dataset hierarchy on my data pool), i.e.:
# zpool import -R /POOL pool
# zpool import -R /RPOOL -o readonly=on rpool
My last-used root fs (rpool/ROOT/openindiana-1) had the
property mountpoint=/ set, so it got mounted into /RPOOL of
the LiveUSB environment. I copied my data off it, roughly
# cd /RPOOL && ( find . -xdev -depth -print | \
cpio -pvdm /POOL/rpool-backup/openindiana-1 ; \
rsync -avPHK ./ /POOL/rpool-backup/openindiana-1/ )
Likewise for many other filesystems, like those with legacy
mountpoints (mounted wherever I like, like /mnt/1) or those
with existing valid mountpoints (like /export).
However I ran into trouble with secondary (older) root FSes
which I wanted to keep for posterity. For whatever reason,
the "mountpoint" property was set to "/mnt". This directory
was not empty, and I found no way to pass "-O" flag to mount
for ZFS automounted FSes (to mount over non-empty dirs).
On a read-only rpool I couldn't clean up the "/mnt" dir.
I could not use the "mount -F zfs" command because dataset's
mountpoint was defined and not "legacy".
I could not change it to legacy - because rpool is read-only.
If I unmounted the "rpool/ROOT/openindiana-1" dataset, there
was no "/mnt" left at all and no way to create one on a
So I thought of tmpfs - I can mount these with "-O" anywhere
and need no resources for that. First I tried mounting tmpfs
over /RPOOL/mnt with "openindiana-1" mounted, but I couldn't
mount the older root over this mountpoint directly.
So I unmounted all datasets of "rpool", keeping the pool
imported, and mounted tmpfs over the pool's alternate mount
point. Now I could do my trick:
# mount -F tmpfs -O - /RPOOL
# mkdir /RPOOL/mnt
# zfs mount rpool/ROOT/openindiana
To be complete for those who might need this walkthrough,
since I wanted to retain the benefits of root dataset
cloning, I did that with my backup as well:
# zfs snapshot pool/rpool-backup/openindiana-1@20110501
# zfs clone pool/rpool-backup/openindiana-1@20110501 \
zfs clone pool/rpool-backup/openindiana
# cd /RPOOL/mnt && rsync -avPHK --delete-after \

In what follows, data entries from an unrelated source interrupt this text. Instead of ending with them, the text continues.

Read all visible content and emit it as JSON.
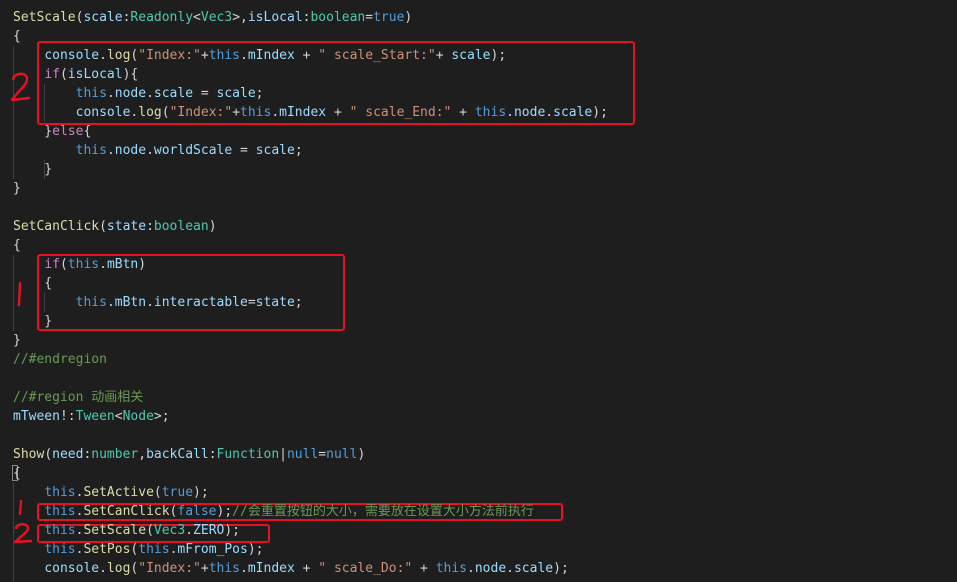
{
  "editor": {
    "lines": [
      {
        "tokens": [
          {
            "t": "SetScale",
            "c": "fn"
          },
          {
            "t": "(",
            "c": "pl"
          },
          {
            "t": "scale",
            "c": "pm"
          },
          {
            "t": ":",
            "c": "pl"
          },
          {
            "t": "Readonly",
            "c": "ty"
          },
          {
            "t": "<",
            "c": "pl"
          },
          {
            "t": "Vec3",
            "c": "ty"
          },
          {
            "t": ">,",
            "c": "pl"
          },
          {
            "t": "isLocal",
            "c": "pm"
          },
          {
            "t": ":",
            "c": "pl"
          },
          {
            "t": "boolean",
            "c": "ty"
          },
          {
            "t": "=",
            "c": "pl"
          },
          {
            "t": "true",
            "c": "kw"
          },
          {
            "t": ")",
            "c": "pl"
          }
        ]
      },
      {
        "tokens": [
          {
            "t": "{",
            "c": "pl"
          }
        ]
      },
      {
        "tokens": [
          {
            "t": "    ",
            "c": "pl"
          },
          {
            "t": "console",
            "c": "pm"
          },
          {
            "t": ".",
            "c": "pl"
          },
          {
            "t": "log",
            "c": "fn"
          },
          {
            "t": "(",
            "c": "pl"
          },
          {
            "t": "\"Index:\"",
            "c": "st"
          },
          {
            "t": "+",
            "c": "pl"
          },
          {
            "t": "this",
            "c": "kw"
          },
          {
            "t": ".",
            "c": "pl"
          },
          {
            "t": "mIndex",
            "c": "pm"
          },
          {
            "t": " + ",
            "c": "pl"
          },
          {
            "t": "\" scale_Start:\"",
            "c": "st"
          },
          {
            "t": "+ ",
            "c": "pl"
          },
          {
            "t": "scale",
            "c": "pm"
          },
          {
            "t": ");",
            "c": "pl"
          }
        ]
      },
      {
        "tokens": [
          {
            "t": "    ",
            "c": "pl"
          },
          {
            "t": "if",
            "c": "cf"
          },
          {
            "t": "(",
            "c": "pl"
          },
          {
            "t": "isLocal",
            "c": "pm"
          },
          {
            "t": "){",
            "c": "pl"
          }
        ]
      },
      {
        "tokens": [
          {
            "t": "        ",
            "c": "pl"
          },
          {
            "t": "this",
            "c": "kw"
          },
          {
            "t": ".",
            "c": "pl"
          },
          {
            "t": "node",
            "c": "pm"
          },
          {
            "t": ".",
            "c": "pl"
          },
          {
            "t": "scale",
            "c": "pm"
          },
          {
            "t": " = ",
            "c": "pl"
          },
          {
            "t": "scale",
            "c": "pm"
          },
          {
            "t": ";",
            "c": "pl"
          }
        ]
      },
      {
        "tokens": [
          {
            "t": "        ",
            "c": "pl"
          },
          {
            "t": "console",
            "c": "pm"
          },
          {
            "t": ".",
            "c": "pl"
          },
          {
            "t": "log",
            "c": "fn"
          },
          {
            "t": "(",
            "c": "pl"
          },
          {
            "t": "\"Index:\"",
            "c": "st"
          },
          {
            "t": "+",
            "c": "pl"
          },
          {
            "t": "this",
            "c": "kw"
          },
          {
            "t": ".",
            "c": "pl"
          },
          {
            "t": "mIndex",
            "c": "pm"
          },
          {
            "t": " + ",
            "c": "pl"
          },
          {
            "t": "\" scale_End:\"",
            "c": "st"
          },
          {
            "t": " + ",
            "c": "pl"
          },
          {
            "t": "this",
            "c": "kw"
          },
          {
            "t": ".",
            "c": "pl"
          },
          {
            "t": "node",
            "c": "pm"
          },
          {
            "t": ".",
            "c": "pl"
          },
          {
            "t": "scale",
            "c": "pm"
          },
          {
            "t": ");",
            "c": "pl"
          }
        ]
      },
      {
        "tokens": [
          {
            "t": "    }",
            "c": "pl"
          },
          {
            "t": "else",
            "c": "cf"
          },
          {
            "t": "{",
            "c": "pl"
          }
        ]
      },
      {
        "tokens": [
          {
            "t": "        ",
            "c": "pl"
          },
          {
            "t": "this",
            "c": "kw"
          },
          {
            "t": ".",
            "c": "pl"
          },
          {
            "t": "node",
            "c": "pm"
          },
          {
            "t": ".",
            "c": "pl"
          },
          {
            "t": "worldScale",
            "c": "pm"
          },
          {
            "t": " = ",
            "c": "pl"
          },
          {
            "t": "scale",
            "c": "pm"
          },
          {
            "t": ";",
            "c": "pl"
          }
        ]
      },
      {
        "tokens": [
          {
            "t": "    }",
            "c": "pl"
          }
        ]
      },
      {
        "tokens": [
          {
            "t": "}",
            "c": "pl"
          }
        ]
      },
      {
        "tokens": []
      },
      {
        "tokens": [
          {
            "t": "SetCanClick",
            "c": "fn"
          },
          {
            "t": "(",
            "c": "pl"
          },
          {
            "t": "state",
            "c": "pm"
          },
          {
            "t": ":",
            "c": "pl"
          },
          {
            "t": "boolean",
            "c": "ty"
          },
          {
            "t": ")",
            "c": "pl"
          }
        ]
      },
      {
        "tokens": [
          {
            "t": "{",
            "c": "pl"
          }
        ]
      },
      {
        "tokens": [
          {
            "t": "    ",
            "c": "pl"
          },
          {
            "t": "if",
            "c": "cf"
          },
          {
            "t": "(",
            "c": "pl"
          },
          {
            "t": "this",
            "c": "kw"
          },
          {
            "t": ".",
            "c": "pl"
          },
          {
            "t": "mBtn",
            "c": "pm"
          },
          {
            "t": ")",
            "c": "pl"
          }
        ]
      },
      {
        "tokens": [
          {
            "t": "    {",
            "c": "pl"
          }
        ]
      },
      {
        "tokens": [
          {
            "t": "        ",
            "c": "pl"
          },
          {
            "t": "this",
            "c": "kw"
          },
          {
            "t": ".",
            "c": "pl"
          },
          {
            "t": "mBtn",
            "c": "pm"
          },
          {
            "t": ".",
            "c": "pl"
          },
          {
            "t": "interactable",
            "c": "pm"
          },
          {
            "t": "=",
            "c": "pl"
          },
          {
            "t": "state",
            "c": "pm"
          },
          {
            "t": ";",
            "c": "pl"
          }
        ]
      },
      {
        "tokens": [
          {
            "t": "    }",
            "c": "pl"
          }
        ]
      },
      {
        "tokens": [
          {
            "t": "}",
            "c": "pl"
          }
        ]
      },
      {
        "tokens": [
          {
            "t": "//#endregion",
            "c": "cm"
          }
        ]
      },
      {
        "tokens": []
      },
      {
        "tokens": [
          {
            "t": "//#region 动画相关",
            "c": "cm"
          }
        ]
      },
      {
        "tokens": [
          {
            "t": "mTween",
            "c": "pm"
          },
          {
            "t": "!:",
            "c": "pl"
          },
          {
            "t": "Tween",
            "c": "ty"
          },
          {
            "t": "<",
            "c": "pl"
          },
          {
            "t": "Node",
            "c": "ty"
          },
          {
            "t": ">;",
            "c": "pl"
          }
        ]
      },
      {
        "tokens": []
      },
      {
        "tokens": [
          {
            "t": "Show",
            "c": "fn"
          },
          {
            "t": "(",
            "c": "pl"
          },
          {
            "t": "need",
            "c": "pm"
          },
          {
            "t": ":",
            "c": "pl"
          },
          {
            "t": "number",
            "c": "ty"
          },
          {
            "t": ",",
            "c": "pl"
          },
          {
            "t": "backCall",
            "c": "pm"
          },
          {
            "t": ":",
            "c": "pl"
          },
          {
            "t": "Function",
            "c": "ty"
          },
          {
            "t": "|",
            "c": "pl"
          },
          {
            "t": "null",
            "c": "kw"
          },
          {
            "t": "=",
            "c": "pl"
          },
          {
            "t": "null",
            "c": "kw"
          },
          {
            "t": ")",
            "c": "pl"
          }
        ]
      },
      {
        "tokens": [
          {
            "t": "{",
            "c": "pl"
          }
        ]
      },
      {
        "tokens": [
          {
            "t": "    ",
            "c": "pl"
          },
          {
            "t": "this",
            "c": "kw"
          },
          {
            "t": ".",
            "c": "pl"
          },
          {
            "t": "SetActive",
            "c": "fn"
          },
          {
            "t": "(",
            "c": "pl"
          },
          {
            "t": "true",
            "c": "kw"
          },
          {
            "t": ");",
            "c": "pl"
          }
        ]
      },
      {
        "tokens": [
          {
            "t": "    ",
            "c": "pl"
          },
          {
            "t": "this",
            "c": "kw"
          },
          {
            "t": ".",
            "c": "pl"
          },
          {
            "t": "SetCanClick",
            "c": "fn"
          },
          {
            "t": "(",
            "c": "pl"
          },
          {
            "t": "false",
            "c": "kw"
          },
          {
            "t": ");",
            "c": "pl"
          },
          {
            "t": "//会重置按钮的大小，需要放在设置大小方法前执行",
            "c": "cm"
          }
        ]
      },
      {
        "tokens": [
          {
            "t": "    ",
            "c": "pl"
          },
          {
            "t": "this",
            "c": "kw"
          },
          {
            "t": ".",
            "c": "pl"
          },
          {
            "t": "SetScale",
            "c": "fn"
          },
          {
            "t": "(",
            "c": "pl"
          },
          {
            "t": "Vec3",
            "c": "ty"
          },
          {
            "t": ".",
            "c": "pl"
          },
          {
            "t": "ZERO",
            "c": "pm"
          },
          {
            "t": ");",
            "c": "pl"
          }
        ]
      },
      {
        "tokens": [
          {
            "t": "    ",
            "c": "pl"
          },
          {
            "t": "this",
            "c": "kw"
          },
          {
            "t": ".",
            "c": "pl"
          },
          {
            "t": "SetPos",
            "c": "fn"
          },
          {
            "t": "(",
            "c": "pl"
          },
          {
            "t": "this",
            "c": "kw"
          },
          {
            "t": ".",
            "c": "pl"
          },
          {
            "t": "mFrom_Pos",
            "c": "pm"
          },
          {
            "t": ");",
            "c": "pl"
          }
        ]
      },
      {
        "tokens": [
          {
            "t": "    ",
            "c": "pl"
          },
          {
            "t": "console",
            "c": "pm"
          },
          {
            "t": ".",
            "c": "pl"
          },
          {
            "t": "log",
            "c": "fn"
          },
          {
            "t": "(",
            "c": "pl"
          },
          {
            "t": "\"Index:\"",
            "c": "st"
          },
          {
            "t": "+",
            "c": "pl"
          },
          {
            "t": "this",
            "c": "kw"
          },
          {
            "t": ".",
            "c": "pl"
          },
          {
            "t": "mIndex",
            "c": "pm"
          },
          {
            "t": " + ",
            "c": "pl"
          },
          {
            "t": "\" scale_Do:\"",
            "c": "st"
          },
          {
            "t": " + ",
            "c": "pl"
          },
          {
            "t": "this",
            "c": "kw"
          },
          {
            "t": ".",
            "c": "pl"
          },
          {
            "t": "node",
            "c": "pm"
          },
          {
            "t": ".",
            "c": "pl"
          },
          {
            "t": "scale",
            "c": "pm"
          },
          {
            "t": ");",
            "c": "pl"
          }
        ]
      }
    ]
  },
  "annotations": {
    "mark_2": "2",
    "mark_1": "1",
    "annotation_color": "#e81123"
  }
}
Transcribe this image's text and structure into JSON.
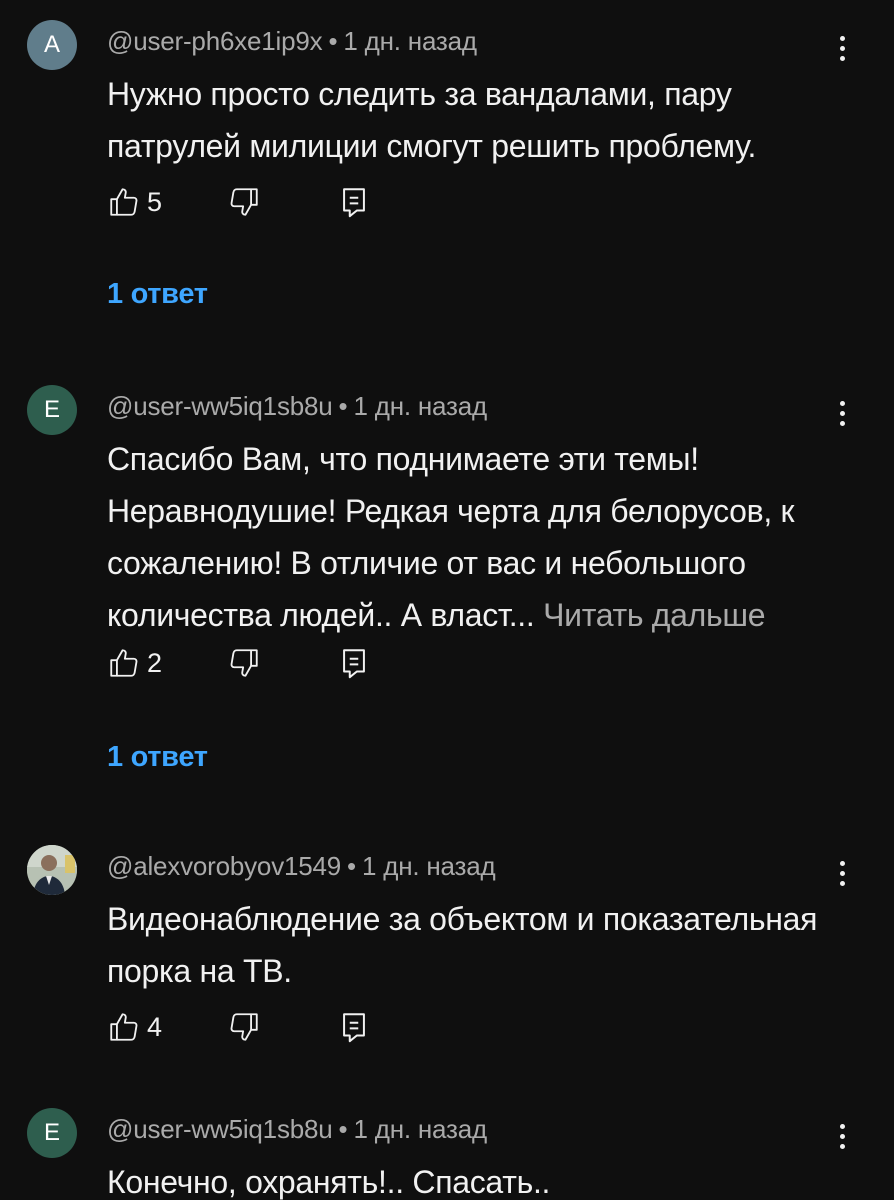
{
  "comments": [
    {
      "avatar_letter": "A",
      "avatar_color": "#607d8b",
      "author": "@user-ph6xe1ip9x",
      "time": "1 дн. назад",
      "text": "Нужно просто следить за вандалами, пару патрулей милиции смогут решить проблему.",
      "read_more": "",
      "likes": "5",
      "replies": "1 ответ"
    },
    {
      "avatar_letter": "E",
      "avatar_color": "#2e5e4e",
      "author": "@user-ww5iq1sb8u",
      "time": "1 дн. назад",
      "text": "Спасибо Вам, что поднимаете эти темы! Неравнодушие! Редкая черта для белорусов, к сожалению! В отличие от вас и небольшого количества людей.. А власт...",
      "read_more": "Читать дальше",
      "likes": "2",
      "replies": "1 ответ"
    },
    {
      "avatar_letter": "",
      "avatar_color": "#9aa69a",
      "author": "@alexvorobyov1549",
      "time": "1 дн. назад",
      "text": "Видеонаблюдение за объектом и показательная порка на ТВ.",
      "read_more": "",
      "likes": "4",
      "replies": ""
    },
    {
      "avatar_letter": "E",
      "avatar_color": "#2e5e4e",
      "author": "@user-ww5iq1sb8u",
      "time": "1 дн. назад",
      "text": "Конечно, охранять!.. Спасать..",
      "read_more": "",
      "likes": "",
      "replies": ""
    }
  ],
  "separator": "•",
  "icons": {
    "like": "thumbs-up-icon",
    "dislike": "thumbs-down-icon",
    "reply": "reply-comment-icon",
    "menu": "more-vertical-icon"
  },
  "colors": {
    "background": "#0f0f0f",
    "text": "#f1f1f1",
    "secondary": "#aaaaaa",
    "link": "#3ea6ff"
  }
}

Thanks to rsync, I got only differing (older) files written
onto that copy, with newer files removed.
"cpio" and "rsync" both barked on some unreadable files
(I/O errors) which I believe were in the zfs blocks with
mismatching checksums, initially leading to the useless
rpool. I replaced these files with those on the LiveUSB
in the copy on "pool".
Finally I exported and recreated rpool on the same device,
and manually repopulated the zpool properties (failmode,
bootfs) as well as initial values of zfs properties that
I wanted (copies=2, dedup=off, compression=off). Then I
used installgrub to ensure that the new rpool is bootable.
I also set the zfs properties I wanted (i.e. copies=2, also
canmount, mountpoint, caiman.* and others set by OpenIndiana,
compression=on where allowed - on non-root datasets) on the
rpool hierarchy copy in pool. Even though the actual data on
"pool" was written with copies=1, the property value copies=2
will be copied and applied during "zfs send|zfs recv".
Now I could "zfs send" the hierarchical replication stream
from my copy in "pool" to the new "rpool", kind of like this:
# zfs snapshot -r pool/rpool-backup@20111119-05
# zfs send -R pool/rpool-backup@20111119-05 | zfs recv -vF rpool
Since the hardware was all the same, there was little else
to do. I revised "RPOOL/rpool/boot/grub/menu.lst" and
"RPOOL/etc/vfstab" just in case, but otherwise was ready
to reboot. Luckily for me, the system came up as expected.
That kind of joy does not always happen as planned,
especially when you're half-a-globe away from the
computer you're repairing ;)
Good luck and strong patience to those in similar situations,
zfs-discuss mailing list